From the entries below, report how many lines contain the string "image". Give only that number.

■ Records
########################################

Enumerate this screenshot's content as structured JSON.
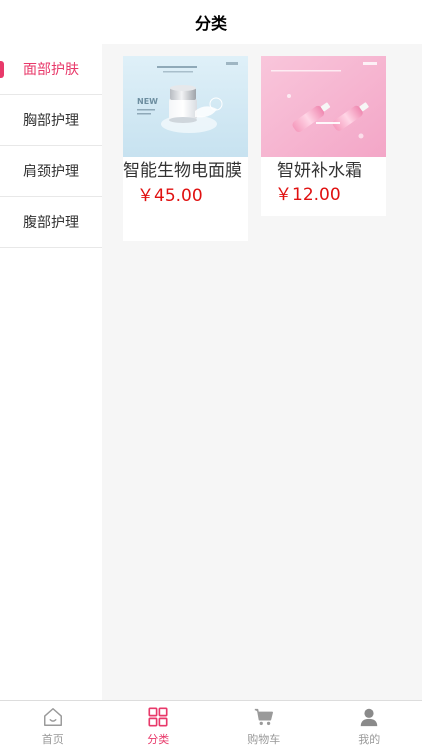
{
  "header": {
    "title": "分类"
  },
  "sidebar": {
    "items": [
      {
        "label": "面部护肤",
        "active": true
      },
      {
        "label": "胸部护理",
        "active": false
      },
      {
        "label": "肩颈护理",
        "active": false
      },
      {
        "label": "腹部护理",
        "active": false
      }
    ]
  },
  "products": [
    {
      "name": "智能生物电面膜",
      "price": "￥45.00",
      "image": "cream-jar-product-image"
    },
    {
      "name": "智妍补水霜",
      "price": "￥12.00",
      "image": "pink-bottles-product-image"
    }
  ],
  "tabbar": {
    "tabs": [
      {
        "label": "首页",
        "icon": "home-icon",
        "active": false
      },
      {
        "label": "分类",
        "icon": "grid-icon",
        "active": true
      },
      {
        "label": "购物车",
        "icon": "cart-icon",
        "active": false
      },
      {
        "label": "我的",
        "icon": "user-icon",
        "active": false
      }
    ]
  },
  "colors": {
    "accent": "#e8396a",
    "price": "#e01111",
    "content_bg": "#f6f6f6"
  }
}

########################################

■ Response
2